Then Duo would have to say "ER isst MEINEN Sohn" instead of "Er ist mein Sohn; what a world of difference the additional letter "s" and the fourth instead of the first case makes :-)
Right; "er IST MEIN Sohn" = "he is my son", but "Er ISST MEINEN Sohn" = "he eats my son"; both "ist" and "isst" sound the same, so the context tells you which verb "sein (ich bin, du bist, er ist, wir sind, ihr seid, sie sind) or "essen (ich esse, du isst, er isst, wir essen, ihrt esst, sie essen) is used. :)
BaconChomper ... when using the verb to be (sein or any of it's cases), in this particular case "ist", there is no change - the accusative does not apply.
I also tend to confuse “ihr” and “er” when I hear them, but it’s just having some common sense (no offense) and being very careful. It does not seem very logic “ihr isst mein Sohn” because it would be “you are eating my son”; besides for “ihr” the right conjugation of the verb “essen” is “esst”, “isst” is for the third person singular. So being more logic “you are my son”, the right way in German would be: “ihr seid meine Söhne”, being “seid” the conjugation of “ihr” (you all) and “Söhne” the plural of “Sohn”. Thus, with the audio, all that I explained and knowing that “essen” and “sein” (“eating” and “being”) have a similar conjugation for the third person singular(er, sie, es), “ist” and “isst”, you could come to the answer: “er ist mein Sohn”, which means “he is my son”.
No. Here 'Er' is the subject, and 'Sohn' is the predicate noun. When the verb used is a form of 'sein' ('ist' in this case), both subject and predicate noun would be in nominative form.
Is that a rule? I didn't know that and had the same question as Soenix.
The normal speed translation sounds like er, although the slow speed sounds like ihr.

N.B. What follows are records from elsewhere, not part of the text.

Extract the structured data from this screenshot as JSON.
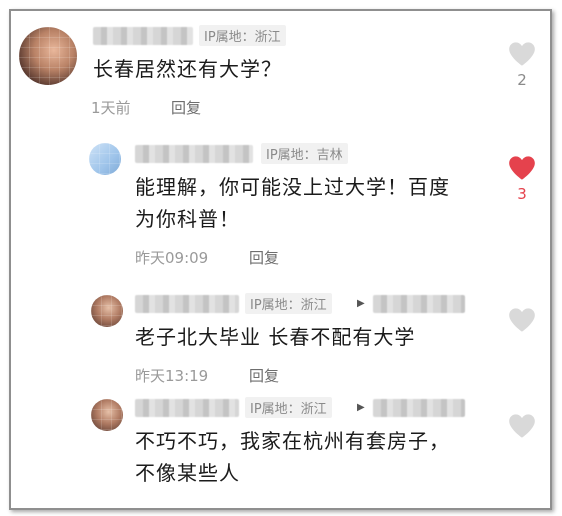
{
  "comments": [
    {
      "ip": "IP属地：浙江",
      "text": "长春居然还有大学？",
      "time": "1天前",
      "reply": "回复",
      "likes": "2",
      "liked": false
    },
    {
      "ip": "IP属地：吉林",
      "text_line1": "能理解，你可能没上过大学！百度",
      "text_line2": "为你科普！",
      "time": "昨天09:09",
      "reply": "回复",
      "likes": "3",
      "liked": true
    },
    {
      "ip": "IP属地：浙江",
      "text": "老子北大毕业 长春不配有大学",
      "time": "昨天13:19",
      "reply": "回复",
      "liked": false
    },
    {
      "ip": "IP属地：浙江",
      "text_line1": "不巧不巧，我家在杭州有套房子，",
      "text_line2": "不像某些人",
      "liked": false
    }
  ],
  "colors": {
    "like_active": "#e5424d",
    "like_inactive": "#d9d9d9"
  },
  "icons": [
    "heart-icon",
    "reply-arrow-icon"
  ]
}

Why would it be mein instead of meine? Wouldn't one use meine when it come to ownership. Wouldn't "Er" have some type of ownership in his own "Sohn"? If not why does one say Meine Familie? Why is it Meine in the family case and not mein?
He and son are both the subject and in the nominative therefor you use Mein. Meine Familie is correct because Familie is plural.

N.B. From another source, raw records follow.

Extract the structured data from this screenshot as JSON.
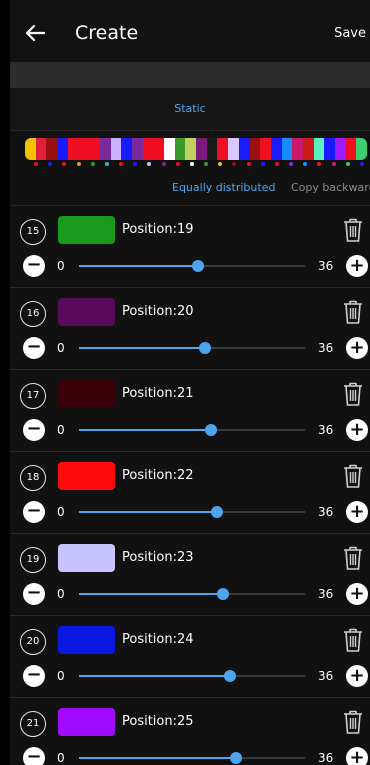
{
  "header": {
    "title": "Create",
    "save_label": "Save"
  },
  "tabs": {
    "static_label": "Static"
  },
  "strip": {
    "colors": [
      "#f2c200",
      "#e0203a",
      "#9a1010",
      "#1a1aff",
      "#ee1020",
      "#ee1020",
      "#ee1020",
      "#7a2a9a",
      "#c8b0ff",
      "#1a1aff",
      "#7a2a9a",
      "#ee1020",
      "#ee1020",
      "#ffffff",
      "#3a9a2a",
      "#c0d060",
      "#7a1a7a",
      "#1a1a1a",
      "#ee1020",
      "#d8c8ff",
      "#1a1aff",
      "#9a1010",
      "#ee1020",
      "#1a1aff",
      "#1a8aff",
      "#cc1a6a",
      "#cc1a1a",
      "#5af0c0",
      "#1a1aff",
      "#a01aff",
      "#ee1020",
      "#3ad070"
    ],
    "dot_colors": [
      "#ee1020",
      "#1a1aff",
      "#ee1020",
      "#d0a020",
      "#2a9a2a",
      "#3ab0e0",
      "#ee1020",
      "#1a1aff",
      "#c0c0ff",
      "#7a2a9a",
      "#ee1020",
      "#ffffff",
      "#3a9a2a",
      "#e0c030",
      "#9a1010",
      "#ee1020",
      "#1a1aff",
      "#ee1020",
      "#a01aff",
      "#1a8aff",
      "#ee1020",
      "#cc1a6a",
      "#3ad070",
      "#1a1aff"
    ]
  },
  "modes": {
    "equal_label": "Equally distributed",
    "copy_label": "Copy backward"
  },
  "items": [
    {
      "index": "15",
      "color": "#1a9a1a",
      "position_label": "Position:19",
      "min": "0",
      "max": "36",
      "value": 19
    },
    {
      "index": "16",
      "color": "#5a0a5a",
      "position_label": "Position:20",
      "min": "0",
      "max": "36",
      "value": 20
    },
    {
      "index": "17",
      "color": "#3a0008",
      "position_label": "Position:21",
      "min": "0",
      "max": "36",
      "value": 21
    },
    {
      "index": "18",
      "color": "#ff0a0a",
      "position_label": "Position:22",
      "min": "0",
      "max": "36",
      "value": 22
    },
    {
      "index": "19",
      "color": "#c8c4ff",
      "position_label": "Position:23",
      "min": "0",
      "max": "36",
      "value": 23
    },
    {
      "index": "20",
      "color": "#0a18e0",
      "position_label": "Position:24",
      "min": "0",
      "max": "36",
      "value": 24
    },
    {
      "index": "21",
      "color": "#a00aff",
      "position_label": "Position:25",
      "min": "0",
      "max": "36",
      "value": 25
    }
  ]
}
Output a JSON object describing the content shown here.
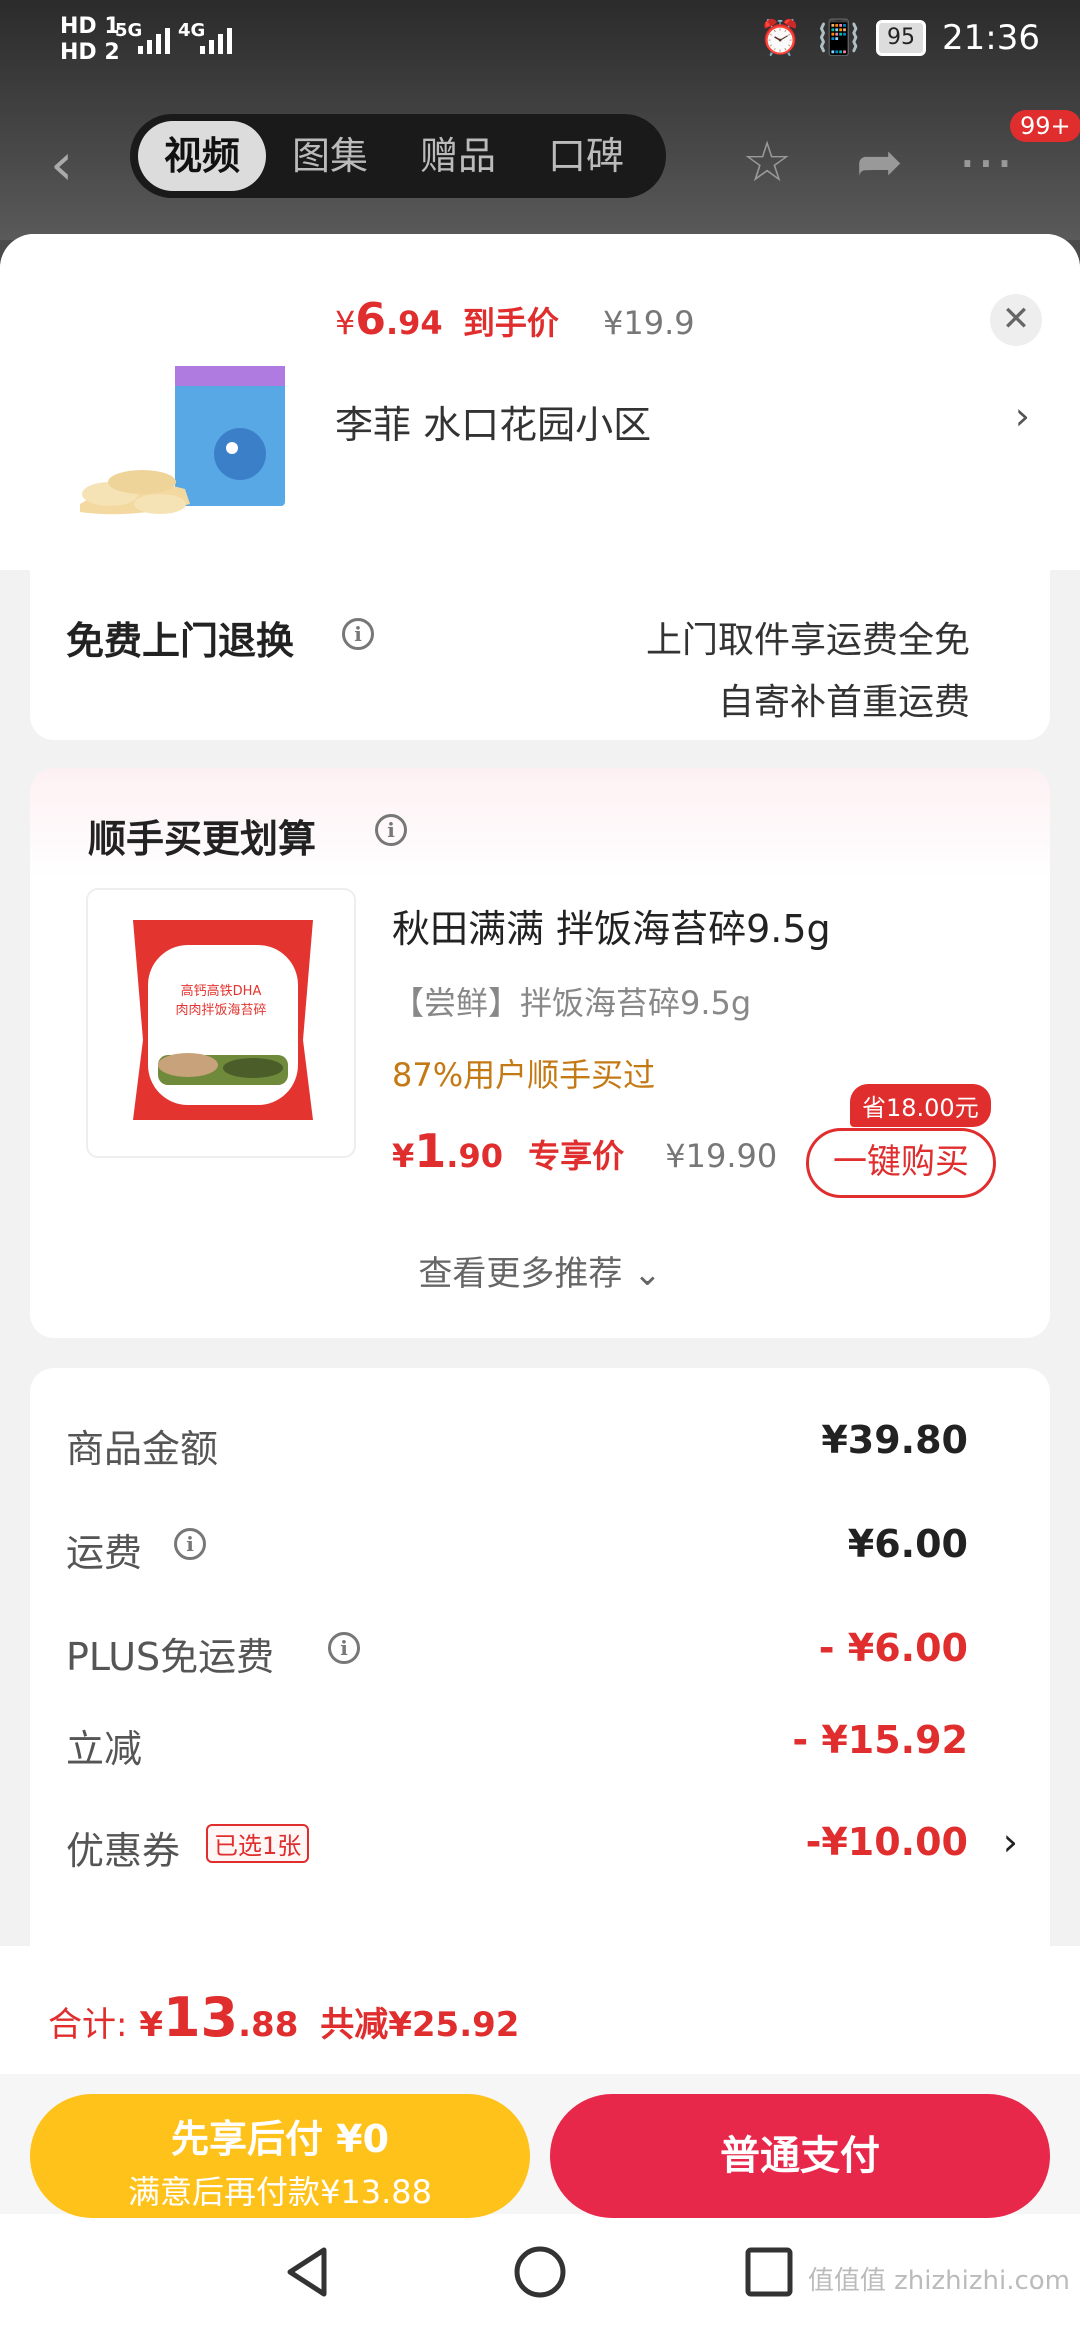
{
  "status_bar": {
    "hd1": "HD 1",
    "hd2": "HD 2",
    "net1": "5G",
    "net2": "4G",
    "battery": "95",
    "time": "21:36"
  },
  "nav": {
    "tabs": [
      "视频",
      "图集",
      "赠品",
      "口碑"
    ],
    "active_tab": "视频",
    "badge": "99+"
  },
  "order": {
    "price_symbol": "¥",
    "price_int": "6",
    "price_dec": ".94",
    "price_label": "到手价",
    "original_price": "¥19.9",
    "address": "李菲  水口花园小区"
  },
  "return": {
    "title": "免费上门退换",
    "line1": "上门取件享运费全免",
    "line2": "自寄补首重运费"
  },
  "recommend": {
    "title": "顺手买更划算",
    "name": "秋田满满 拌饭海苔碎9.5g",
    "tag": "【尝鲜】拌饭海苔碎9.5g",
    "percent": "87%用户顺手买过",
    "price_symbol": "¥",
    "price_int": "1",
    "price_dec": ".90",
    "price_label": "专享价",
    "original_price": "¥19.90",
    "save_badge": "省18.00元",
    "buy_button": "一键购买",
    "more": "查看更多推荐",
    "package_text1": "高钙高铁DHA",
    "package_text2": "肉肉拌饭海苔碎"
  },
  "summary": {
    "rows": [
      {
        "label": "商品金额",
        "value": "¥39.80"
      },
      {
        "label": "运费",
        "value": "¥6.00"
      },
      {
        "label": "PLUS免运费",
        "value": "- ¥6.00"
      },
      {
        "label": "立减",
        "value": "- ¥15.92"
      },
      {
        "label": "优惠券",
        "value": "-¥10.00",
        "tag": "已选1张"
      }
    ]
  },
  "footer": {
    "total_label": "合计:",
    "total_symbol": "¥",
    "total_int": "13",
    "total_dec": ".88",
    "total_saved": "共减¥25.92",
    "later_title": "先享后付 ¥0",
    "later_sub": "满意后再付款¥13.88",
    "pay_button": "普通支付"
  },
  "watermark": "值值值 zhizhizhi.com",
  "colors": {
    "accent_red": "#e02d2d",
    "pay_red": "#e8284a",
    "later_yellow": "#ffc21a",
    "hint_orange": "#c47a14"
  }
}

No, you say "meine Familie" because in this case "Familie" is singular female. It it were plural, you would say: "meine Familien".
It's supposed to be ER IST MEINEN SOHN because there can't be 2 nominatives in a sentence
This is an example of a "Predicate Nominative". The subject Er is described or renamed by another noun or pronoun Sohn (following the linking verb "is") therefore, they are both in the nominative position. Good luck.
My problem is with the pronunciation of 'Er' . Every time the lady says it it sounds like 'Ihr'. Ive never heard it pronounced like that before. Is this odd pronunciation or correct?
Actually it is, they sound the almost the same. What you have to pay attention is to the conjugation of the verbs, to identify who is the subject. In this case she says: "Er ist mein Sohn.", with the verb seid (to be) being "ist" we know that is "er" (er/sie/es), for "ihr" it would be "seid".